■ **Exercise instructions**
Search the material and gather each line with "JSON" in it.

■ **Data section**

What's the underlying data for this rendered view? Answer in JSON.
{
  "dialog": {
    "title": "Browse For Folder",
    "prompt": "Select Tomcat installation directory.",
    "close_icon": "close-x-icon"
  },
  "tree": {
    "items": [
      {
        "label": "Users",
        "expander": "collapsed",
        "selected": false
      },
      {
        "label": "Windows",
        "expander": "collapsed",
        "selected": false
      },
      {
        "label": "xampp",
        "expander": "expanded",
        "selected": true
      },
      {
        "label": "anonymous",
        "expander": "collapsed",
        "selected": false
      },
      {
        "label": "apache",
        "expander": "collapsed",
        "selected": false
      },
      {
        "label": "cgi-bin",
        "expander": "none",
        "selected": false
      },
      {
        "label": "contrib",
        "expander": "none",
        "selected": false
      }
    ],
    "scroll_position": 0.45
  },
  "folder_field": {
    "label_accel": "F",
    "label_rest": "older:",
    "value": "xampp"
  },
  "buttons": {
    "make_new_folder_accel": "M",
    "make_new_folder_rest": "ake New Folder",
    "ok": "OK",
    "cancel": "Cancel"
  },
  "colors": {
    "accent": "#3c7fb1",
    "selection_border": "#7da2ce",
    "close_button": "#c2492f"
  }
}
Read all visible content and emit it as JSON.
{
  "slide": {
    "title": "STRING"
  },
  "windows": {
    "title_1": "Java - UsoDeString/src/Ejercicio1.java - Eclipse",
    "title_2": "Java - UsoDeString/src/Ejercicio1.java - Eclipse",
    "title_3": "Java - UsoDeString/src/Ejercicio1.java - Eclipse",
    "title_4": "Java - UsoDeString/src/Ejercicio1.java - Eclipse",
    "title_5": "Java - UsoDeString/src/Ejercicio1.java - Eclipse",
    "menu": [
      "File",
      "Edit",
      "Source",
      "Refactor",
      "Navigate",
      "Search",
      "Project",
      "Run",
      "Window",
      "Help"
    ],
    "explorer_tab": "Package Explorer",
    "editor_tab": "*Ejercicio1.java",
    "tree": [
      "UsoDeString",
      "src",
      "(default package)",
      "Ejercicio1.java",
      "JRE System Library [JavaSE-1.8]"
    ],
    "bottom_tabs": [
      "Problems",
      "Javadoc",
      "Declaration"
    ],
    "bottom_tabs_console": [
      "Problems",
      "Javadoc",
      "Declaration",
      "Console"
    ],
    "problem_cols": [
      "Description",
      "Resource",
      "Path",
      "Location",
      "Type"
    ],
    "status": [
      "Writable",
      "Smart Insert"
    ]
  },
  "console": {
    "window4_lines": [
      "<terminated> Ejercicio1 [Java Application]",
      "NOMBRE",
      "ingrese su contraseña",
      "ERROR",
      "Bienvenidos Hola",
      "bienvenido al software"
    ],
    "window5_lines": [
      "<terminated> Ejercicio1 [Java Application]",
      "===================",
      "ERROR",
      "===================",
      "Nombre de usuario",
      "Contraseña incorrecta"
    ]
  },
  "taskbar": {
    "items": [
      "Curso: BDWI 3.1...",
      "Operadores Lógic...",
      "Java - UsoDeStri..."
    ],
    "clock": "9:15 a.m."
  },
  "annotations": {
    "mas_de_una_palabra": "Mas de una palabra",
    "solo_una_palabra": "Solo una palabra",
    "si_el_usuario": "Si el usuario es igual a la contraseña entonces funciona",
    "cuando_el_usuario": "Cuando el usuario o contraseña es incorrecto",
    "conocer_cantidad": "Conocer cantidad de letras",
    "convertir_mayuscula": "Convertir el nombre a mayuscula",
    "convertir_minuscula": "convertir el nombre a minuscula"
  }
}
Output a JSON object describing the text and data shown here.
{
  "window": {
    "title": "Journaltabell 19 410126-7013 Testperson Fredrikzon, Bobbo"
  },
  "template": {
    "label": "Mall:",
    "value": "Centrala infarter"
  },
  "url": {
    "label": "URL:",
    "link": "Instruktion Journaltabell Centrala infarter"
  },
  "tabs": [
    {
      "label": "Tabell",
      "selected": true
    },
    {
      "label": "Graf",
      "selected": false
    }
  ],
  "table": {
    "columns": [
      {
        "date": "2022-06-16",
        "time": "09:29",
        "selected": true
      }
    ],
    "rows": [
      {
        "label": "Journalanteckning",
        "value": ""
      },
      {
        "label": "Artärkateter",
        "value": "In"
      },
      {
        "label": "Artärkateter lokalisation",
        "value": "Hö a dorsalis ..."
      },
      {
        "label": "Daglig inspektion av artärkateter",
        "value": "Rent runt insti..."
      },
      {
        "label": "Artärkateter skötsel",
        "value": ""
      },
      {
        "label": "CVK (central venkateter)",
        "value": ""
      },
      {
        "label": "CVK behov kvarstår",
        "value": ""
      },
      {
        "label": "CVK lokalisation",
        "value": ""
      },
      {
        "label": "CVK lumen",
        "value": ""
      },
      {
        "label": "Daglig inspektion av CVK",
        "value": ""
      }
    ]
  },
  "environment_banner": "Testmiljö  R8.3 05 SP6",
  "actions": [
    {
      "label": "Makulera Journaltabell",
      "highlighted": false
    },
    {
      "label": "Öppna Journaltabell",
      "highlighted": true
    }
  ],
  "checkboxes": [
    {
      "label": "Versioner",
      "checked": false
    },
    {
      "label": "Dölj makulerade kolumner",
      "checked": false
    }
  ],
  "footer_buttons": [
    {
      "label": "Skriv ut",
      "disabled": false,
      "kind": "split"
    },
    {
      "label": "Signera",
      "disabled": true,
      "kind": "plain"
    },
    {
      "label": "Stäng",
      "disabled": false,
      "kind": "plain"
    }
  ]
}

■ **Result of this exercise**
What's the underlying data for this rendered view? Answer in JSON.
Read all visible content and emit it as JSON.
Output a JSON object describing the text and data shown here.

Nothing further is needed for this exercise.